[What is required] Repeat the whole listing exactly.

[Raw data]

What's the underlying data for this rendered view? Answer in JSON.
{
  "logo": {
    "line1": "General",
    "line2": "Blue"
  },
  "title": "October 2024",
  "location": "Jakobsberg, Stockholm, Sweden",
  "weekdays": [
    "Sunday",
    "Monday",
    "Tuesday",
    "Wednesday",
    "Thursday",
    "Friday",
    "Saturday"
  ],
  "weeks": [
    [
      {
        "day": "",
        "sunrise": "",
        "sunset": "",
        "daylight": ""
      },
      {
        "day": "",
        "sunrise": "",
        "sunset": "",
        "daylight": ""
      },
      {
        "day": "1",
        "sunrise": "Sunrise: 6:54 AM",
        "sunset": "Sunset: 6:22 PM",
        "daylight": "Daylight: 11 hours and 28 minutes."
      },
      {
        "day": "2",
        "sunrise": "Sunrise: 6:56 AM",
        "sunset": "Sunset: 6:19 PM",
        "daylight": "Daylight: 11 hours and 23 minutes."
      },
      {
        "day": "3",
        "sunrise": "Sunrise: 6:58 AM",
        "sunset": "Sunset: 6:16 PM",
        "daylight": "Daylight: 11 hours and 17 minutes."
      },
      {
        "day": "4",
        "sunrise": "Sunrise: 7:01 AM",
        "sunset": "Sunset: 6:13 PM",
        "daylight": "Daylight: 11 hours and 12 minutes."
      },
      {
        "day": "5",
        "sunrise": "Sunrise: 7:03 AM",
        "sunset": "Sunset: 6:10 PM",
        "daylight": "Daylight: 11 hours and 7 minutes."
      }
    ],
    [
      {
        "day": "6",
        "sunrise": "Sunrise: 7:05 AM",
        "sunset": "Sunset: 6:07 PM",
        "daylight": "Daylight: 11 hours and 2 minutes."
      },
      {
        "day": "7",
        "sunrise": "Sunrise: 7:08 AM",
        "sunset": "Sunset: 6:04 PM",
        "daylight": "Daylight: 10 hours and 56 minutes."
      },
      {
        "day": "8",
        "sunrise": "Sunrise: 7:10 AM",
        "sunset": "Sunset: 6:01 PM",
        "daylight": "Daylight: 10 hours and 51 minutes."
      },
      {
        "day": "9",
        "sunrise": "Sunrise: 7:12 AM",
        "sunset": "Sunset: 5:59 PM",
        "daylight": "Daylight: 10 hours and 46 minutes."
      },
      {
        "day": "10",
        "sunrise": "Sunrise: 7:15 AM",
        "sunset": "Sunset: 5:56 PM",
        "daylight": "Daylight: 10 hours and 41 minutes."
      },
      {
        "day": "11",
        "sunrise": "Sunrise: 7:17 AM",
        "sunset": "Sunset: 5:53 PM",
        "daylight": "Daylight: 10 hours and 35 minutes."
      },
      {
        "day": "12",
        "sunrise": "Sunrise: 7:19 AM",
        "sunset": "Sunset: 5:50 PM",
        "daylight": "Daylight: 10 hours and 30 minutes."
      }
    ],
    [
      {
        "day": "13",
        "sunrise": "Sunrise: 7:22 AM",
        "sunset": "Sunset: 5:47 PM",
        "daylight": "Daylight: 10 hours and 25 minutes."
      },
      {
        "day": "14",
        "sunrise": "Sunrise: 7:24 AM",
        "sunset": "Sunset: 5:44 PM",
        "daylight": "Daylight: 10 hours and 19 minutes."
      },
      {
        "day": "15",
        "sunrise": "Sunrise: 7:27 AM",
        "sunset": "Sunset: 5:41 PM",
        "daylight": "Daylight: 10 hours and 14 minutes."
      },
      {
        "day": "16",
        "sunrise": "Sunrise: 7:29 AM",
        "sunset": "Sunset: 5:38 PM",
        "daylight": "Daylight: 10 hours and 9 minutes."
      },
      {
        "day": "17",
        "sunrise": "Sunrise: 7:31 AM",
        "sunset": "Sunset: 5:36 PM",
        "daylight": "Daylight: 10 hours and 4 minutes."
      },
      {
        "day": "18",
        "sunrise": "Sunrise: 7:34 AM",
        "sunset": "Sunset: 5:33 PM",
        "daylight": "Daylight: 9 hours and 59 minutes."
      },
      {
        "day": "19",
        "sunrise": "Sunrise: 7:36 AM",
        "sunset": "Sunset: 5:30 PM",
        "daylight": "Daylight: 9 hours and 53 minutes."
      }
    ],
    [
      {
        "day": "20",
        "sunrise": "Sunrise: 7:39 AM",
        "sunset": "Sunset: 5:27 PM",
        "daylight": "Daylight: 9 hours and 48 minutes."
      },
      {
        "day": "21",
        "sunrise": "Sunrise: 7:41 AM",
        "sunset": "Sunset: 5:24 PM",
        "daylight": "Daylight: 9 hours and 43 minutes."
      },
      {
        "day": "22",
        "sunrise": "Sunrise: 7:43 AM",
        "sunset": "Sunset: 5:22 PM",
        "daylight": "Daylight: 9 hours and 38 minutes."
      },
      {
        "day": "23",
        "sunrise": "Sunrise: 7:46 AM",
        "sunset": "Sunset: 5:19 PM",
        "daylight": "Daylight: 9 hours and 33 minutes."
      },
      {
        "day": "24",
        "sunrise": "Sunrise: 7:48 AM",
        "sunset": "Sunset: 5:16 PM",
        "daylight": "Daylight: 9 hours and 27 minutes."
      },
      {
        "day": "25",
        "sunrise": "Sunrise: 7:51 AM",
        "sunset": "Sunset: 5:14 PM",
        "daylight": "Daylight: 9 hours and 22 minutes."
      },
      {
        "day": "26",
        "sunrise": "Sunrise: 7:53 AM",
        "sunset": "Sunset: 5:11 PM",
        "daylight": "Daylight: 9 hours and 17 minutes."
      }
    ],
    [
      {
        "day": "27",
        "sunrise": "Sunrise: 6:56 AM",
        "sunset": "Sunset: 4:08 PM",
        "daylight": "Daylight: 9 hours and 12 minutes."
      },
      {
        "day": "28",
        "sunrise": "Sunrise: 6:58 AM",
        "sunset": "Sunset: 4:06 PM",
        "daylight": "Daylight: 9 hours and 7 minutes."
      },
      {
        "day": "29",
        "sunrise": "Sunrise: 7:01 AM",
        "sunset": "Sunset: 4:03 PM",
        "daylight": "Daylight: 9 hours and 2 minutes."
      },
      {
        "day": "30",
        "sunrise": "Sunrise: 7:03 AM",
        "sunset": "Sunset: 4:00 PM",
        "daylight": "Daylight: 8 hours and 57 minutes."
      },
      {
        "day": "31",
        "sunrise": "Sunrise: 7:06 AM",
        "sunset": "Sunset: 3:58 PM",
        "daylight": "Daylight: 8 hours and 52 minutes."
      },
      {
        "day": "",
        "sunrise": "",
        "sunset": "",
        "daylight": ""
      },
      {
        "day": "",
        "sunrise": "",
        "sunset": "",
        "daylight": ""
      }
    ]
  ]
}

[Answer]
What's the underlying data for this rendered view? Answer in JSON.
{
  "logo": {
    "line1": "General",
    "line2": "Blue"
  },
  "title": "October 2024",
  "location": "Jakobsberg, Stockholm, Sweden",
  "weekdays": [
    "Sunday",
    "Monday",
    "Tuesday",
    "Wednesday",
    "Thursday",
    "Friday",
    "Saturday"
  ],
  "weeks": [
    [
      {
        "day": "",
        "sunrise": "",
        "sunset": "",
        "daylight": ""
      },
      {
        "day": "",
        "sunrise": "",
        "sunset": "",
        "daylight": ""
      },
      {
        "day": "1",
        "sunrise": "Sunrise: 6:54 AM",
        "sunset": "Sunset: 6:22 PM",
        "daylight": "Daylight: 11 hours and 28 minutes."
      },
      {
        "day": "2",
        "sunrise": "Sunrise: 6:56 AM",
        "sunset": "Sunset: 6:19 PM",
        "daylight": "Daylight: 11 hours and 23 minutes."
      },
      {
        "day": "3",
        "sunrise": "Sunrise: 6:58 AM",
        "sunset": "Sunset: 6:16 PM",
        "daylight": "Daylight: 11 hours and 17 minutes."
      },
      {
        "day": "4",
        "sunrise": "Sunrise: 7:01 AM",
        "sunset": "Sunset: 6:13 PM",
        "daylight": "Daylight: 11 hours and 12 minutes."
      },
      {
        "day": "5",
        "sunrise": "Sunrise: 7:03 AM",
        "sunset": "Sunset: 6:10 PM",
        "daylight": "Daylight: 11 hours and 7 minutes."
      }
    ],
    [
      {
        "day": "6",
        "sunrise": "Sunrise: 7:05 AM",
        "sunset": "Sunset: 6:07 PM",
        "daylight": "Daylight: 11 hours and 2 minutes."
      },
      {
        "day": "7",
        "sunrise": "Sunrise: 7:08 AM",
        "sunset": "Sunset: 6:04 PM",
        "daylight": "Daylight: 10 hours and 56 minutes."
      },
      {
        "day": "8",
        "sunrise": "Sunrise: 7:10 AM",
        "sunset": "Sunset: 6:01 PM",
        "daylight": "Daylight: 10 hours and 51 minutes."
      },
      {
        "day": "9",
        "sunrise": "Sunrise: 7:12 AM",
        "sunset": "Sunset: 5:59 PM",
        "daylight": "Daylight: 10 hours and 46 minutes."
      },
      {
        "day": "10",
        "sunrise": "Sunrise: 7:15 AM",
        "sunset": "Sunset: 5:56 PM",
        "daylight": "Daylight: 10 hours and 41 minutes."
      },
      {
        "day": "11",
        "sunrise": "Sunrise: 7:17 AM",
        "sunset": "Sunset: 5:53 PM",
        "daylight": "Daylight: 10 hours and 35 minutes."
      },
      {
        "day": "12",
        "sunrise": "Sunrise: 7:19 AM",
        "sunset": "Sunset: 5:50 PM",
        "daylight": "Daylight: 10 hours and 30 minutes."
      }
    ],
    [
      {
        "day": "13",
        "sunrise": "Sunrise: 7:22 AM",
        "sunset": "Sunset: 5:47 PM",
        "daylight": "Daylight: 10 hours and 25 minutes."
      },
      {
        "day": "14",
        "sunrise": "Sunrise: 7:24 AM",
        "sunset": "Sunset: 5:44 PM",
        "daylight": "Daylight: 10 hours and 19 minutes."
      },
      {
        "day": "15",
        "sunrise": "Sunrise: 7:27 AM",
        "sunset": "Sunset: 5:41 PM",
        "daylight": "Daylight: 10 hours and 14 minutes."
      },
      {
        "day": "16",
        "sunrise": "Sunrise: 7:29 AM",
        "sunset": "Sunset: 5:38 PM",
        "daylight": "Daylight: 10 hours and 9 minutes."
      },
      {
        "day": "17",
        "sunrise": "Sunrise: 7:31 AM",
        "sunset": "Sunset: 5:36 PM",
        "daylight": "Daylight: 10 hours and 4 minutes."
      },
      {
        "day": "18",
        "sunrise": "Sunrise: 7:34 AM",
        "sunset": "Sunset: 5:33 PM",
        "daylight": "Daylight: 9 hours and 59 minutes."
      },
      {
        "day": "19",
        "sunrise": "Sunrise: 7:36 AM",
        "sunset": "Sunset: 5:30 PM",
        "daylight": "Daylight: 9 hours and 53 minutes."
      }
    ],
    [
      {
        "day": "20",
        "sunrise": "Sunrise: 7:39 AM",
        "sunset": "Sunset: 5:27 PM",
        "daylight": "Daylight: 9 hours and 48 minutes."
      },
      {
        "day": "21",
        "sunrise": "Sunrise: 7:41 AM",
        "sunset": "Sunset: 5:24 PM",
        "daylight": "Daylight: 9 hours and 43 minutes."
      },
      {
        "day": "22",
        "sunrise": "Sunrise: 7:43 AM",
        "sunset": "Sunset: 5:22 PM",
        "daylight": "Daylight: 9 hours and 38 minutes."
      },
      {
        "day": "23",
        "sunrise": "Sunrise: 7:46 AM",
        "sunset": "Sunset: 5:19 PM",
        "daylight": "Daylight: 9 hours and 33 minutes."
      },
      {
        "day": "24",
        "sunrise": "Sunrise: 7:48 AM",
        "sunset": "Sunset: 5:16 PM",
        "daylight": "Daylight: 9 hours and 27 minutes."
      },
      {
        "day": "25",
        "sunrise": "Sunrise: 7:51 AM",
        "sunset": "Sunset: 5:14 PM",
        "daylight": "Daylight: 9 hours and 22 minutes."
      },
      {
        "day": "26",
        "sunrise": "Sunrise: 7:53 AM",
        "sunset": "Sunset: 5:11 PM",
        "daylight": "Daylight: 9 hours and 17 minutes."
      }
    ],
    [
      {
        "day": "27",
        "sunrise": "Sunrise: 6:56 AM",
        "sunset": "Sunset: 4:08 PM",
        "daylight": "Daylight: 9 hours and 12 minutes."
      },
      {
        "day": "28",
        "sunrise": "Sunrise: 6:58 AM",
        "sunset": "Sunset: 4:06 PM",
        "daylight": "Daylight: 9 hours and 7 minutes."
      },
      {
        "day": "29",
        "sunrise": "Sunrise: 7:01 AM",
        "sunset": "Sunset: 4:03 PM",
        "daylight": "Daylight: 9 hours and 2 minutes."
      },
      {
        "day": "30",
        "sunrise": "Sunrise: 7:03 AM",
        "sunset": "Sunset: 4:00 PM",
        "daylight": "Daylight: 8 hours and 57 minutes."
      },
      {
        "day": "31",
        "sunrise": "Sunrise: 7:06 AM",
        "sunset": "Sunset: 3:58 PM",
        "daylight": "Daylight: 8 hours and 52 minutes."
      },
      {
        "day": "",
        "sunrise": "",
        "sunset": "",
        "daylight": ""
      },
      {
        "day": "",
        "sunrise": "",
        "sunset": "",
        "daylight": ""
      }
    ]
  ]
}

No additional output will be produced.